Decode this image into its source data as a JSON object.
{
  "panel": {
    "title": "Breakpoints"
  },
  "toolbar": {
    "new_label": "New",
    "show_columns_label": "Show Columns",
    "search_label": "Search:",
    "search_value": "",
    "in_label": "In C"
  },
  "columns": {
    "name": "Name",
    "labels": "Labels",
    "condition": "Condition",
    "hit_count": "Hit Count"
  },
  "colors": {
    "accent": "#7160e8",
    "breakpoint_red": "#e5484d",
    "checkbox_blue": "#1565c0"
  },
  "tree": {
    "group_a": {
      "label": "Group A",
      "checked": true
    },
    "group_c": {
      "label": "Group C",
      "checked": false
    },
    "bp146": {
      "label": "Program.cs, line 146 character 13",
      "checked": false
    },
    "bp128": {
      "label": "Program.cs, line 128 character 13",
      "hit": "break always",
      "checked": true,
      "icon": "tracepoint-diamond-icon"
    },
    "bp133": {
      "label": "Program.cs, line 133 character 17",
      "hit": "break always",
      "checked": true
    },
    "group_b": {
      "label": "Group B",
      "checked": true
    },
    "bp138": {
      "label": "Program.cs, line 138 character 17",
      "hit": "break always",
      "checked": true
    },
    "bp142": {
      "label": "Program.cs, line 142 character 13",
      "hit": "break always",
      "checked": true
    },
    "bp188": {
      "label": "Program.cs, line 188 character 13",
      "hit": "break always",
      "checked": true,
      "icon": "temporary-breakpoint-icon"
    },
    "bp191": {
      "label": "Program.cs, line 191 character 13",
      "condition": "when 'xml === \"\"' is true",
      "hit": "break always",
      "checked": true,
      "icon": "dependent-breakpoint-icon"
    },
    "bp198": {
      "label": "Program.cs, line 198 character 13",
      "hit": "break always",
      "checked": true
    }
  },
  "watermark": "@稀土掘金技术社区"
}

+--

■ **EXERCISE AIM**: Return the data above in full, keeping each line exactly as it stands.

■ **YOUR SOLUTION**:
Decode this image into its source data as a JSON object.
{
  "panel": {
    "title": "Breakpoints"
  },
  "toolbar": {
    "new_label": "New",
    "show_columns_label": "Show Columns",
    "search_label": "Search:",
    "search_value": "",
    "in_label": "In C"
  },
  "columns": {
    "name": "Name",
    "labels": "Labels",
    "condition": "Condition",
    "hit_count": "Hit Count"
  },
  "colors": {
    "accent": "#7160e8",
    "breakpoint_red": "#e5484d",
    "checkbox_blue": "#1565c0"
  },
  "tree": {
    "group_a": {
      "label": "Group A",
      "checked": true
    },
    "group_c": {
      "label": "Group C",
      "checked": false
    },
    "bp146": {
      "label": "Program.cs, line 146 character 13",
      "checked": false
    },
    "bp128": {
      "label": "Program.cs, line 128 character 13",
      "hit": "break always",
      "checked": true,
      "icon": "tracepoint-diamond-icon"
    },
    "bp133": {
      "label": "Program.cs, line 133 character 17",
      "hit": "break always",
      "checked": true
    },
    "group_b": {
      "label": "Group B",
      "checked": true
    },
    "bp138": {
      "label": "Program.cs, line 138 character 17",
      "hit": "break always",
      "checked": true
    },
    "bp142": {
      "label": "Program.cs, line 142 character 13",
      "hit": "break always",
      "checked": true
    },
    "bp188": {
      "label": "Program.cs, line 188 character 13",
      "hit": "break always",
      "checked": true,
      "icon": "temporary-breakpoint-icon"
    },
    "bp191": {
      "label": "Program.cs, line 191 character 13",
      "condition": "when 'xml === \"\"' is true",
      "hit": "break always",
      "checked": true,
      "icon": "dependent-breakpoint-icon"
    },
    "bp198": {
      "label": "Program.cs, line 198 character 13",
      "hit": "break always",
      "checked": true
    }
  },
  "watermark": "@稀土掘金技术社区"
}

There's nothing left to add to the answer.